(WHAT IS NEEDED): Scan the entries below. Report each line where the string "type" occurs.

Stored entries

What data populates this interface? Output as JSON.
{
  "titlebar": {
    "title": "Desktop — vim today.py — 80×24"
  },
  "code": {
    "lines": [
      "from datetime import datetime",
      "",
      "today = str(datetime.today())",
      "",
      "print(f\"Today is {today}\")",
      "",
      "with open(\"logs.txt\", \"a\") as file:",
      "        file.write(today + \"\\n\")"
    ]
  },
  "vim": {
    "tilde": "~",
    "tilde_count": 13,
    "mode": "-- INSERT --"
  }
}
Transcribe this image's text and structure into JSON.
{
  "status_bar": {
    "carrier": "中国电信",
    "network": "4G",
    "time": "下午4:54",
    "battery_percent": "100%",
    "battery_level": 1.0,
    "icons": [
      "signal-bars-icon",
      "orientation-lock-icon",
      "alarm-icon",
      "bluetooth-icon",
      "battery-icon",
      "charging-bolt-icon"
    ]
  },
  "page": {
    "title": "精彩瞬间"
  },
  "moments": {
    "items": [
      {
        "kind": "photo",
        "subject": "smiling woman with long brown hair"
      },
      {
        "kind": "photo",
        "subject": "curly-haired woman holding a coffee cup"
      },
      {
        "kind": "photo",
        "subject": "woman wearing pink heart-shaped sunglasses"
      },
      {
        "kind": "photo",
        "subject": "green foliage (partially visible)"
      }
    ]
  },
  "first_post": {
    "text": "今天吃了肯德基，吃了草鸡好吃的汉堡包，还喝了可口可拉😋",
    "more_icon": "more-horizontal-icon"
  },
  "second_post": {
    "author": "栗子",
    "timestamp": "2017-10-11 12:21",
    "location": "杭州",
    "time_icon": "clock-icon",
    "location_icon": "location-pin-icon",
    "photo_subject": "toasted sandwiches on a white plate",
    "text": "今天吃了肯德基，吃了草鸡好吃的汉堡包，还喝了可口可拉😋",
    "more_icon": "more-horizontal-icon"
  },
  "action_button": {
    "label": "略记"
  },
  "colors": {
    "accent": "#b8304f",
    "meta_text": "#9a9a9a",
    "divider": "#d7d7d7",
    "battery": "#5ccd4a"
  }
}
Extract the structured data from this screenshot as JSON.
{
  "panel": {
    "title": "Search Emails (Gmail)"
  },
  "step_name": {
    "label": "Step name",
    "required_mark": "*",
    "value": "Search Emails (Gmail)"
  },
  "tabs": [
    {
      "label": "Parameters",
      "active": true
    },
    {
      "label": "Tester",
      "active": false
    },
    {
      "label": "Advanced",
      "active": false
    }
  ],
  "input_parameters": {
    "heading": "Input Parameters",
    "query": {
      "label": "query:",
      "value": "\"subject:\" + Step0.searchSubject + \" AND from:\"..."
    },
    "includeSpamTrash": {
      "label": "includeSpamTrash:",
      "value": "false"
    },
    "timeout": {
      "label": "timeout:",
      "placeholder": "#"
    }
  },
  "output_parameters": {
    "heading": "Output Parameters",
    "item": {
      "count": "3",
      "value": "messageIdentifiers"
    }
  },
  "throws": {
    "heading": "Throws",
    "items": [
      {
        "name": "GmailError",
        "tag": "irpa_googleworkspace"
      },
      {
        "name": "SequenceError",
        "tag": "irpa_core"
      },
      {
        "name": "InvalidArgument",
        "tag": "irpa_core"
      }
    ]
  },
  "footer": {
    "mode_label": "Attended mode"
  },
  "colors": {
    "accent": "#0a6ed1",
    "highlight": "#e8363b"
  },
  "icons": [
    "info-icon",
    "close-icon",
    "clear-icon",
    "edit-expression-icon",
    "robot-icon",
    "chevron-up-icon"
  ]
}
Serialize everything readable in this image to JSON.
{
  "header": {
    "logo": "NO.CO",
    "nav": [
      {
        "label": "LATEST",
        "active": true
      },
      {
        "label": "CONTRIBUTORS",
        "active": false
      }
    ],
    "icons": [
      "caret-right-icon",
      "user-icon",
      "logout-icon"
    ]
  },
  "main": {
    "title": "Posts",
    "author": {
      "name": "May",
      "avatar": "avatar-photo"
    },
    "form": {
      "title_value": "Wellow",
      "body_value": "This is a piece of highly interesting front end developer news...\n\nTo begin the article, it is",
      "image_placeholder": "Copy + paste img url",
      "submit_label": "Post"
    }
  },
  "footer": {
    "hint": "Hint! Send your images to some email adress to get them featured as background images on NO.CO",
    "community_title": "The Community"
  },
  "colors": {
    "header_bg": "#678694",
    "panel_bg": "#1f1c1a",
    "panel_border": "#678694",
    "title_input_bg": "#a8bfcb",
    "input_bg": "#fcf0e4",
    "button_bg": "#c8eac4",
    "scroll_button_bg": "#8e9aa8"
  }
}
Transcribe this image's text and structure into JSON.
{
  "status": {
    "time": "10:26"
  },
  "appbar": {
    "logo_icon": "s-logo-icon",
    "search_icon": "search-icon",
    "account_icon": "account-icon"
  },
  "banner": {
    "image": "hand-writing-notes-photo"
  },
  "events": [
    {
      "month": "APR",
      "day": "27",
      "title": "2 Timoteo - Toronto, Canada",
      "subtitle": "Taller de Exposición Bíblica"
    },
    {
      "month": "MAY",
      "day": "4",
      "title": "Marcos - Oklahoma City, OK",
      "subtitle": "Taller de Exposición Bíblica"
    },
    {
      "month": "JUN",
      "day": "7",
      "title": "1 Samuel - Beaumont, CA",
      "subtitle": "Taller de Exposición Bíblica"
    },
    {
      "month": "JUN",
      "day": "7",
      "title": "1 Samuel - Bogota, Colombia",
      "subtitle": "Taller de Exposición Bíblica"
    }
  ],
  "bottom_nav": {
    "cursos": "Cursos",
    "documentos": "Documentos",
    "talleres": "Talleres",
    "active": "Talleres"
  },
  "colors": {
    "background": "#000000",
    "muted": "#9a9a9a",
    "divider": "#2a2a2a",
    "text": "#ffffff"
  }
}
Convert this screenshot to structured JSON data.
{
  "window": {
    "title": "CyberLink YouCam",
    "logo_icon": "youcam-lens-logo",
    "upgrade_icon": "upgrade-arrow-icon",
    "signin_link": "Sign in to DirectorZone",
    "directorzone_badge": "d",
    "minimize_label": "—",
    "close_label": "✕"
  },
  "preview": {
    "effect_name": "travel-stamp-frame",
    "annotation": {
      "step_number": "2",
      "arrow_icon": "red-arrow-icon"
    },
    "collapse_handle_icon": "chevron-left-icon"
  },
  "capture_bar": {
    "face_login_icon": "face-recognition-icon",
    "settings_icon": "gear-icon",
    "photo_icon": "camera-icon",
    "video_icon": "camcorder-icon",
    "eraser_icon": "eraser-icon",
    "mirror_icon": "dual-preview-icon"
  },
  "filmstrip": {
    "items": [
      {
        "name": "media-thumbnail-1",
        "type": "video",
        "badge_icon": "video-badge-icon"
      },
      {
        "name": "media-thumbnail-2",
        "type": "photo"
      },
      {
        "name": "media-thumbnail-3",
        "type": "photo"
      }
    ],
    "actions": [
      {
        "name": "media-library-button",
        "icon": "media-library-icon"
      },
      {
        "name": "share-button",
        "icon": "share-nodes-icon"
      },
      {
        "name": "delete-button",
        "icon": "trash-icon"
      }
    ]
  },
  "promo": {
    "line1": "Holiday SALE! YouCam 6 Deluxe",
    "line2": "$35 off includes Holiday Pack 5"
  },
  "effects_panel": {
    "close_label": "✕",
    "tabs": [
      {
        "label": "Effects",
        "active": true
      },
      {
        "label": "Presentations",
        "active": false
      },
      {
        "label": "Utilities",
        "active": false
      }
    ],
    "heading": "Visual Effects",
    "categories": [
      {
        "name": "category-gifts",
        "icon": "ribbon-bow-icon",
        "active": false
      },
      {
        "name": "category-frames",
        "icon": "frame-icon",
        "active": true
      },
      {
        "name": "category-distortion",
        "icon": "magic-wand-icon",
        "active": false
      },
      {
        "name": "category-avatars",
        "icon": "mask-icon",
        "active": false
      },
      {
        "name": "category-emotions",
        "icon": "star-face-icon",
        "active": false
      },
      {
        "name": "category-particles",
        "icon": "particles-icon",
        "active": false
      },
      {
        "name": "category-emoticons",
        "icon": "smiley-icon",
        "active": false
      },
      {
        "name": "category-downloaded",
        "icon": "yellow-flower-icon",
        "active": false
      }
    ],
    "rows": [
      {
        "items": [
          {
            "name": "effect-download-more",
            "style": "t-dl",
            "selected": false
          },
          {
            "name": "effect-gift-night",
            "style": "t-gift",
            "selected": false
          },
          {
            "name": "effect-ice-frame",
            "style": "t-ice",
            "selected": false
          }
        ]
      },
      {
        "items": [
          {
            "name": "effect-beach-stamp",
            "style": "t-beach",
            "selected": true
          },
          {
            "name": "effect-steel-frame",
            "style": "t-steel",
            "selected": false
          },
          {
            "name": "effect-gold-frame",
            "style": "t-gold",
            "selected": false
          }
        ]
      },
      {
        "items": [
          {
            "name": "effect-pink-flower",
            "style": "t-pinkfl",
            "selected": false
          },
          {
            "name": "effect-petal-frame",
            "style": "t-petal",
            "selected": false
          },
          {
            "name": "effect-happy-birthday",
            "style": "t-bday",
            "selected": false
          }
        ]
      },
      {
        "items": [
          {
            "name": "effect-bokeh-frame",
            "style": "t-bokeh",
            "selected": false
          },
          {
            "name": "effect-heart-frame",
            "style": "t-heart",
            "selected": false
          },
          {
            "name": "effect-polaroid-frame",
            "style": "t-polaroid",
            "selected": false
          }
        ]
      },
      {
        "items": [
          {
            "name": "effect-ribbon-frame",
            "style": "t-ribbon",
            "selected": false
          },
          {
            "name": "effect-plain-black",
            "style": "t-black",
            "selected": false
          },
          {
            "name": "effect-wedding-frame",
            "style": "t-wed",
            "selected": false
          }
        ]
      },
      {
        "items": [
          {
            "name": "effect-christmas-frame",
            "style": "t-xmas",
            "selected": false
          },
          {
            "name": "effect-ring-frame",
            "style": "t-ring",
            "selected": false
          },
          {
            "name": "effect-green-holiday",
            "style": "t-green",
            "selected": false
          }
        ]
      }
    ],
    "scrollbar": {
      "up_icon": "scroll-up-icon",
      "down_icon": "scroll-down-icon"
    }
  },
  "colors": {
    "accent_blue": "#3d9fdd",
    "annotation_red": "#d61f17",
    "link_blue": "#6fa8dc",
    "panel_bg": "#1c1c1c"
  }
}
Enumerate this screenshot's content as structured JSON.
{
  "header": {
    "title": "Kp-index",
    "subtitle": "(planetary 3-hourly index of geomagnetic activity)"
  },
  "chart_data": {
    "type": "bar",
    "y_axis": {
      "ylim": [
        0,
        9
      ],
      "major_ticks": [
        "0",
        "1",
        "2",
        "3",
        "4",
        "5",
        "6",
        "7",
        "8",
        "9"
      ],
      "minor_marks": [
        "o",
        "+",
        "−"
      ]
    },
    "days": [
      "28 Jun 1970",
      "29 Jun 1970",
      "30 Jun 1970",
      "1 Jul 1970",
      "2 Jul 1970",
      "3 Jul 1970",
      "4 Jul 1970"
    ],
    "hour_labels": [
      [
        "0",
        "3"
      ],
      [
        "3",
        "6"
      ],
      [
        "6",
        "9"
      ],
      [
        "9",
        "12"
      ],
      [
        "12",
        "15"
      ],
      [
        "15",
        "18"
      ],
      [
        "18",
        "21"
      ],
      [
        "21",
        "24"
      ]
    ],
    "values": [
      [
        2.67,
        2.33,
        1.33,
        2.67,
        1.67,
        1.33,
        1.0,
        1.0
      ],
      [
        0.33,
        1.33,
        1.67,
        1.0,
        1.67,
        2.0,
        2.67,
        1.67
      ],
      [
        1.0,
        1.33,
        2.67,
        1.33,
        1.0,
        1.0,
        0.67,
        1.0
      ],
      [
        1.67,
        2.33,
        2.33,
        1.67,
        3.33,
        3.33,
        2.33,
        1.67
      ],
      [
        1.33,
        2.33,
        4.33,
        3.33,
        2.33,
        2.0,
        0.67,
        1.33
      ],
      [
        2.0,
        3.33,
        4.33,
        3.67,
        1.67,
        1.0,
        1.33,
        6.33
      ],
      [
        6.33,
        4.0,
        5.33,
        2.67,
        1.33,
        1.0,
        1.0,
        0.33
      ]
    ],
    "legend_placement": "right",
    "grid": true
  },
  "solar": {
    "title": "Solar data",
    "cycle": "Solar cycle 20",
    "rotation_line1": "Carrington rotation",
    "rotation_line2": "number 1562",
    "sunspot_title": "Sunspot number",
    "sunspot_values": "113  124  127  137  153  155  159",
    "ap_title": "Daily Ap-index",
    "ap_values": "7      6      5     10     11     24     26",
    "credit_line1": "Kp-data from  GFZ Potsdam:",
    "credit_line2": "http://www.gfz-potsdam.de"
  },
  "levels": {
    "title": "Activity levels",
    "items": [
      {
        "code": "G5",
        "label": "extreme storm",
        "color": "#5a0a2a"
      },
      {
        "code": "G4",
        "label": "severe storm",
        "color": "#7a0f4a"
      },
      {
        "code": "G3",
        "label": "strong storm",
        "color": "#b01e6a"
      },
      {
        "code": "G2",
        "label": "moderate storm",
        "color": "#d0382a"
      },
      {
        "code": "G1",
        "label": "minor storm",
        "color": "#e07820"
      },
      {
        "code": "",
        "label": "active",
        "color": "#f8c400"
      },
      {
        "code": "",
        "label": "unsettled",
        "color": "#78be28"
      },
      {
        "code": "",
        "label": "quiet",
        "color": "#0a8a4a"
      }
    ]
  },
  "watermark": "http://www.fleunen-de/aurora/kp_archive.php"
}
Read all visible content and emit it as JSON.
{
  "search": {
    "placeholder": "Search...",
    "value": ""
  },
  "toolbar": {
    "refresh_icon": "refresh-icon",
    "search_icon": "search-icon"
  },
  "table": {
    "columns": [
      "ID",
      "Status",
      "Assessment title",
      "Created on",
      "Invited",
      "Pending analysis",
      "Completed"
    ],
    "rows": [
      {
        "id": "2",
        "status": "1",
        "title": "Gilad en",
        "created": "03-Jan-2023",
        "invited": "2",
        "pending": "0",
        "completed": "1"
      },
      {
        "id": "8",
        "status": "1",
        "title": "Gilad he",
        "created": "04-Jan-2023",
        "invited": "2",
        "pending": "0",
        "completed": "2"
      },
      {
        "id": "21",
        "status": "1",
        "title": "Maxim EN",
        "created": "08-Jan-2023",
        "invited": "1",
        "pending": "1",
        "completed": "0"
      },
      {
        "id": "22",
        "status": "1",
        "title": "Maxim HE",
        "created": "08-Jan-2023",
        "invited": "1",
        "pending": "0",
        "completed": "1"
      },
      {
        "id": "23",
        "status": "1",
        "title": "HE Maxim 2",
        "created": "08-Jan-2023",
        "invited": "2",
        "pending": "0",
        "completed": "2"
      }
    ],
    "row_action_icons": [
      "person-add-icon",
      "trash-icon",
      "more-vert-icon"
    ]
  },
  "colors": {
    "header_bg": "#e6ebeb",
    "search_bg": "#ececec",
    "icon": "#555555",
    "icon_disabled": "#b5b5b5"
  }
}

(REPLY):
        "type": "video",
        "type": "photo"
        "type": "photo"
    "type": "bar",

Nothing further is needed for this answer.